→ **Exercise description**: When the string "title" appears in a line of the records, show the whole line.

→ **Task data**:

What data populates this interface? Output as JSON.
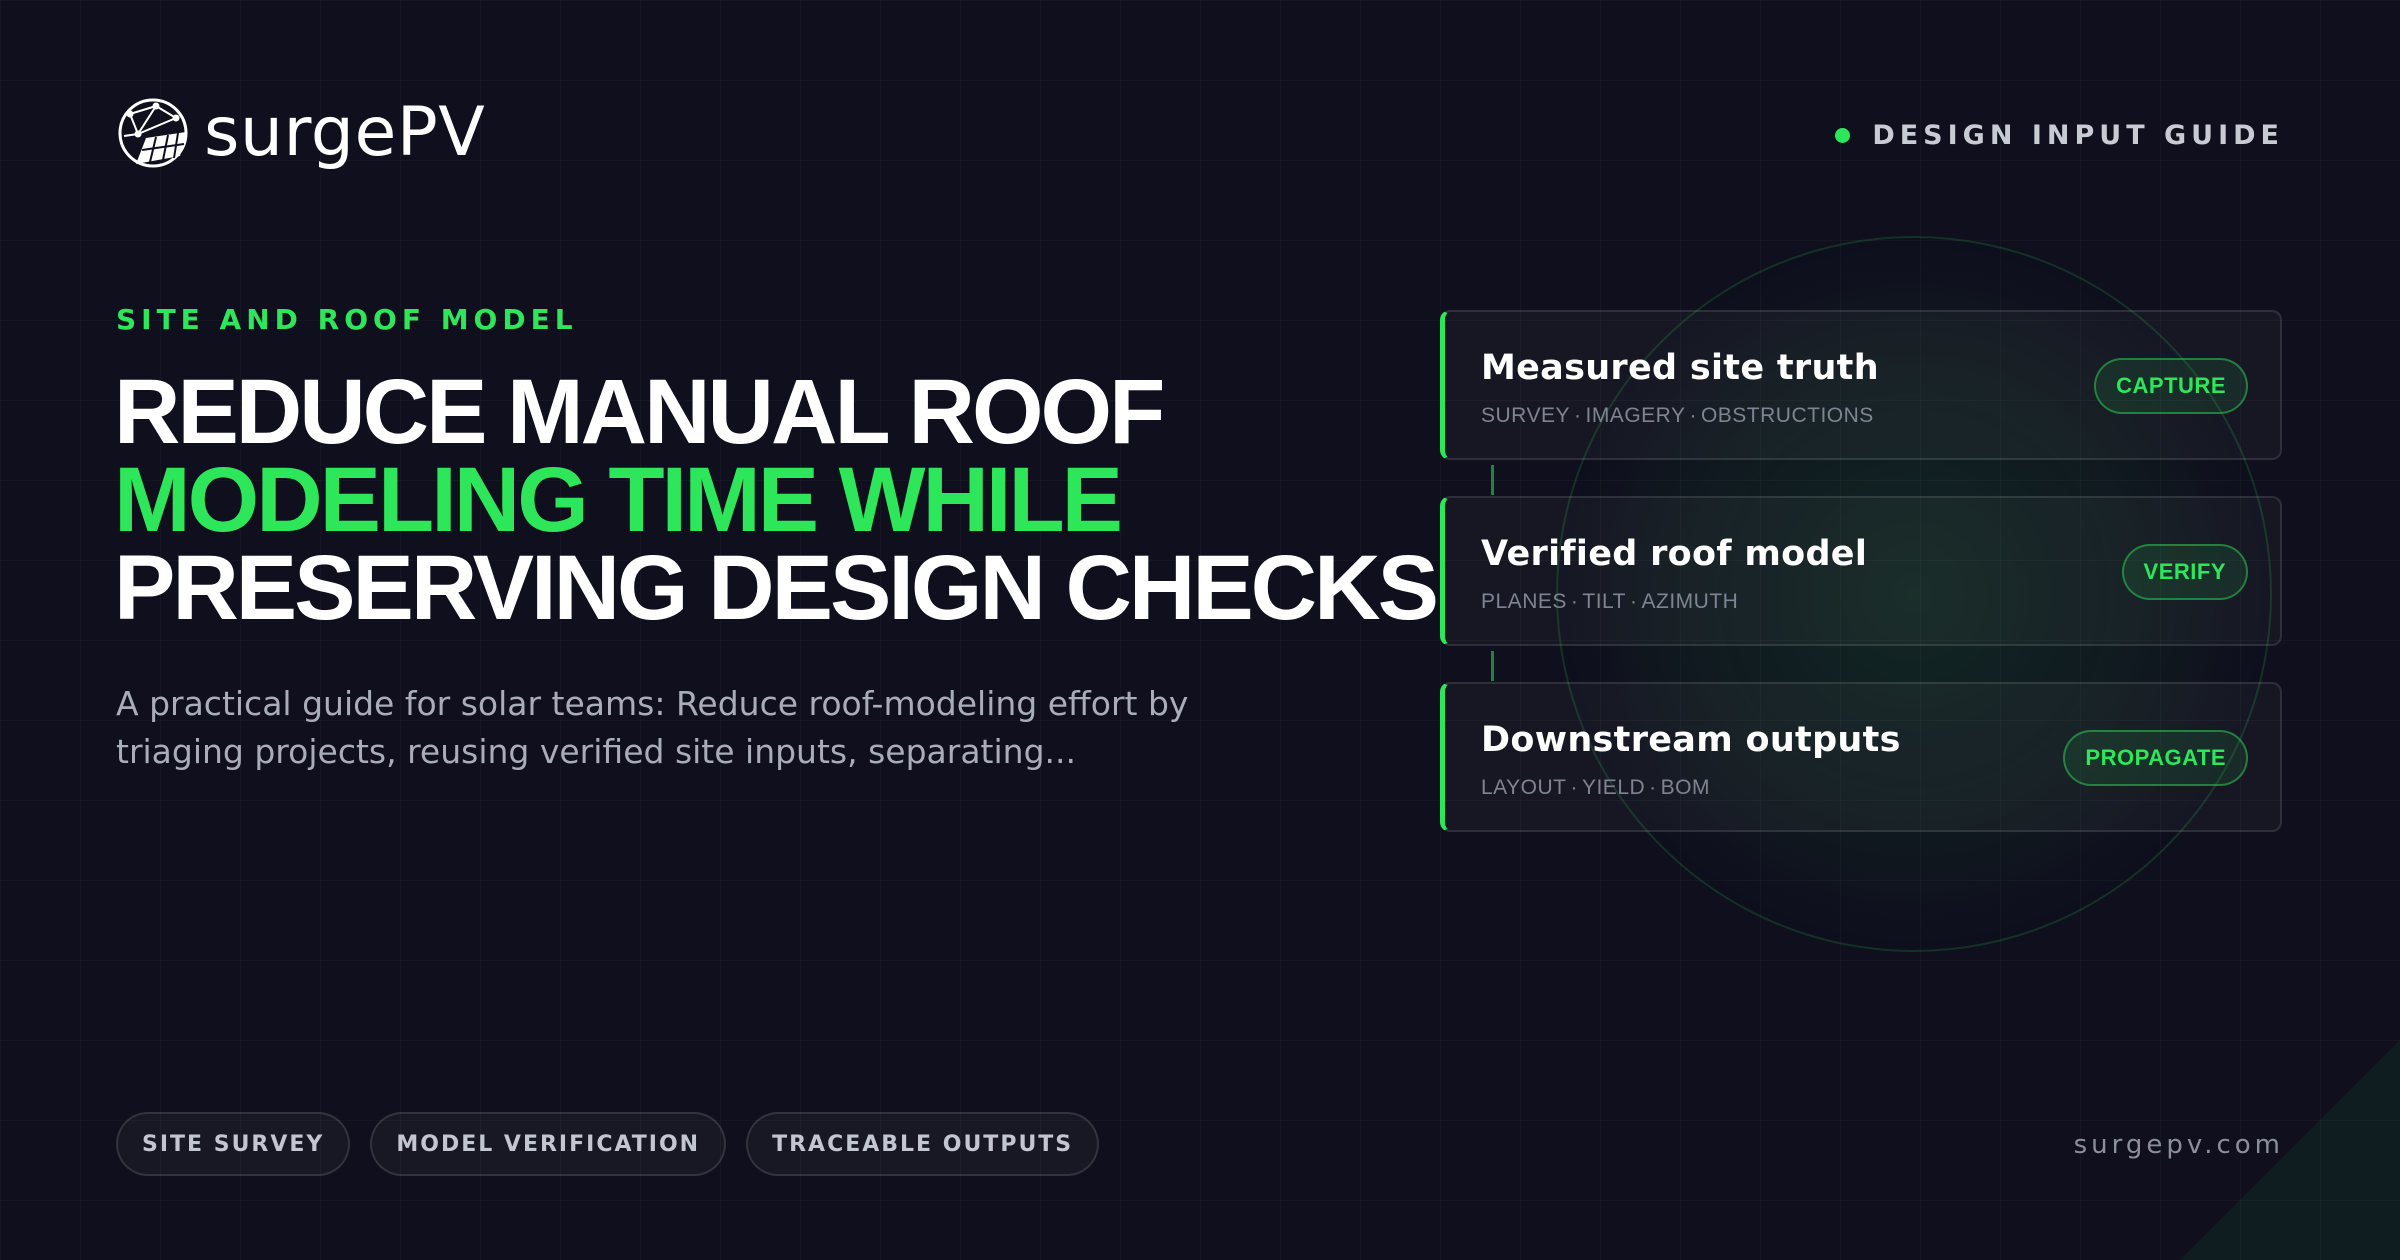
{
  "brand": {
    "name": "surgePV",
    "website": "surgepv.com"
  },
  "header": {
    "guide_label": "DESIGN INPUT GUIDE"
  },
  "hero": {
    "eyebrow": "SITE AND ROOF MODEL",
    "headline_lines": [
      "REDUCE MANUAL ROOF",
      "MODELING TIME WHILE",
      "PRESERVING DESIGN CHECKS"
    ],
    "description": "A practical guide for solar teams: Reduce roof-modeling effort by triaging projects, reusing verified site inputs, separating..."
  },
  "cards": [
    {
      "title": "Measured site truth",
      "tags": [
        "SURVEY",
        "IMAGERY",
        "OBSTRUCTIONS"
      ],
      "badge": "CAPTURE"
    },
    {
      "title": "Verified roof model",
      "tags": [
        "PLANES",
        "TILT",
        "AZIMUTH"
      ],
      "badge": "VERIFY"
    },
    {
      "title": "Downstream outputs",
      "tags": [
        "LAYOUT",
        "YIELD",
        "BOM"
      ],
      "badge": "PROPAGATE"
    }
  ],
  "chips": [
    "SITE SURVEY",
    "MODEL VERIFICATION",
    "TRACEABLE OUTPUTS"
  ],
  "colors": {
    "background": "#0f0f1d",
    "accent": "#2ee65a",
    "muted_text": "#a9adb9"
  },
  "icons": {
    "logo": "solar-globe-logo-icon",
    "status": "green-dot-icon"
  }
}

→ **The completed task**:
      "title": "Measured site truth",
      "title": "Verified roof model",
      "title": "Downstream outputs",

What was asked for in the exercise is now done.